The British newspaper The Sun ran this interesting article the other day. It seems the Brits have found a way to make petrol—gasoline to us colonials—from thin air.
[Air Fuel Synthesis] from the north of England has developed “air capture” technology which creates synthetic petrol with only air and electricity.
The technology was presented to a London engineering conference this week.
It mixes sodium hydroxide with carbon dioxide before zapping the resulting sodium carbonate with electricity, to form pure carbon dioxide.
At the same time, hydrogen is produced by electrolysing water vapour captured with a dehumidifier.
The carbon dioxide and hydrogen are then used to produce methanol which in turn is passed through a gasoline fuel reactor, creating petrol.
This process works on air, but it adds sodium hydroxide to the mix? But that’s minor; it’s not at all unusual to identify a process with a primary source, while adding additional chemicals along the way.
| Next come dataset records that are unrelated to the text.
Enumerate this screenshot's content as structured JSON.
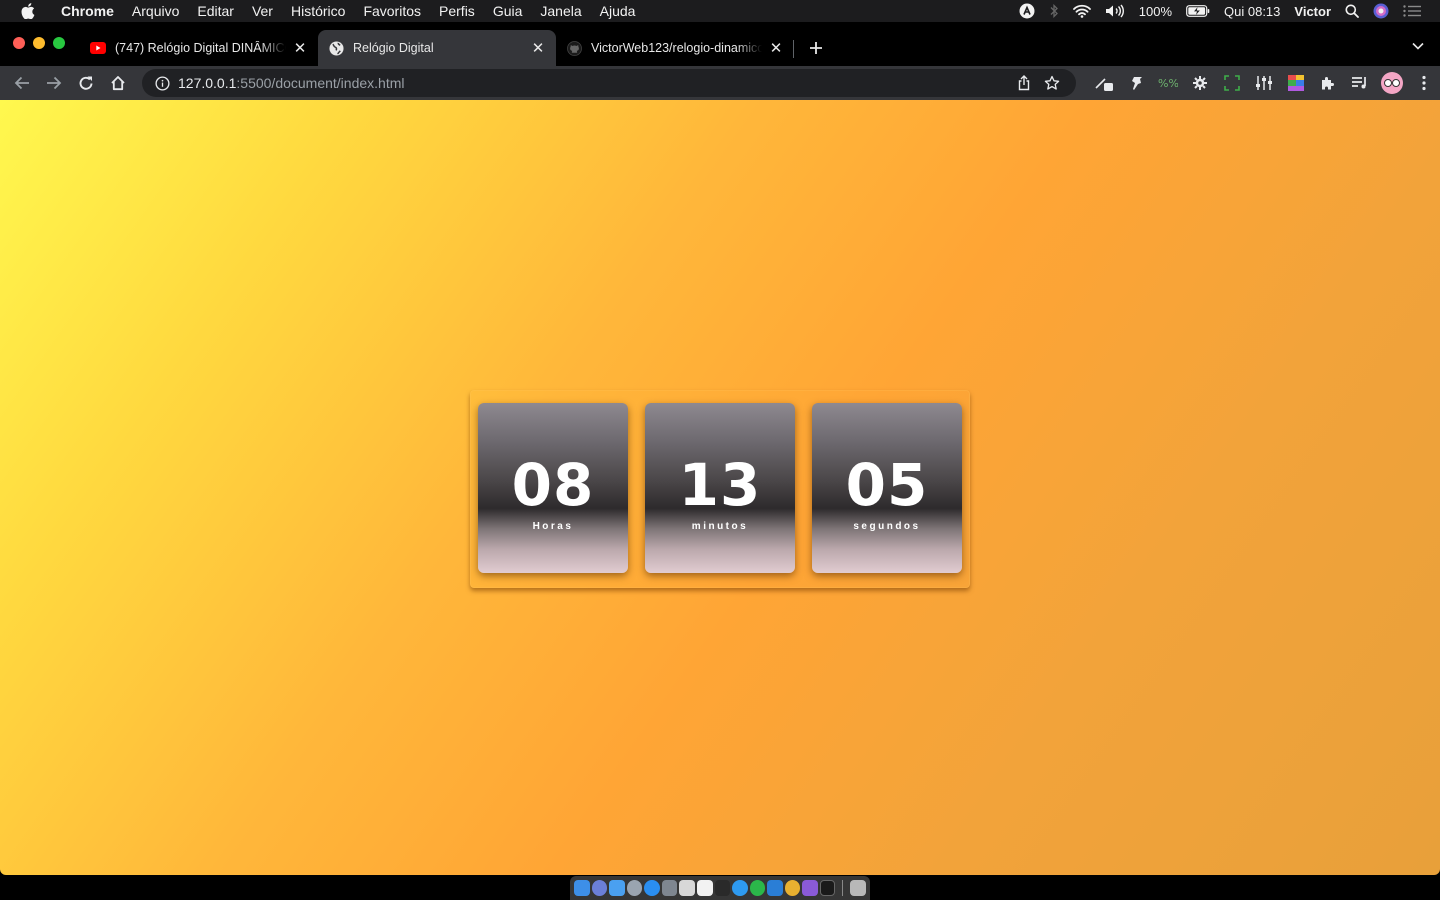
{
  "menubar": {
    "app_name": "Chrome",
    "items": [
      "Arquivo",
      "Editar",
      "Ver",
      "Histórico",
      "Favoritos",
      "Perfis",
      "Guia",
      "Janela",
      "Ajuda"
    ],
    "battery": "100%",
    "clock": "Qui 08:13",
    "user": "Victor"
  },
  "tabs": [
    {
      "title": "(747) Relógio Digital DINÂMICO",
      "favicon": "youtube-icon",
      "active": false
    },
    {
      "title": "Relógio Digital",
      "favicon": "globe-icon",
      "active": true
    },
    {
      "title": "VictorWeb123/relogio-dinamico",
      "favicon": "github-icon",
      "active": false
    }
  ],
  "toolbar": {
    "url_host": "127.0.0.1",
    "url_path": ":5500/document/index.html"
  },
  "clock": {
    "hours": {
      "value": "08",
      "label": "Horas"
    },
    "minutes": {
      "value": "13",
      "label": "minutos"
    },
    "seconds": {
      "value": "05",
      "label": "segundos"
    }
  },
  "colors": {
    "gradient_start": "#fff84e",
    "gradient_mid": "#ffa535",
    "gradient_end": "#e8a03a",
    "card_top": "#8e8990",
    "card_dark": "#2d2a2c",
    "card_bottom": "#e1ccd1"
  }
}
The really confusing part, to me, is this. This process takes CO2 as an input and then messes with it to get, as a goal, CO2 as an output? And then, to get the hydrogen, the process captures water vapor from the air and electrolyzes that? I confess, I don’t understand.
Aside from processing carbon dioxide to get carbon dioxide, unless things have changed a bit since I took high school chemistry, reacting sodium hydroxide (NaOH) with carbon dioxide (CO2) generally produces “the resulting sodium carbonate” (Na2CO3) and…wait for it…water. No need to collect water vapor with a dehumidifier. Unless they wanted more water than that reaction would produce. But that reaction produces a lot of water.
I’m no engineer, but a “breakthrough” isn’t what I see here.
Do the Brits do April Fool’s in mid-October?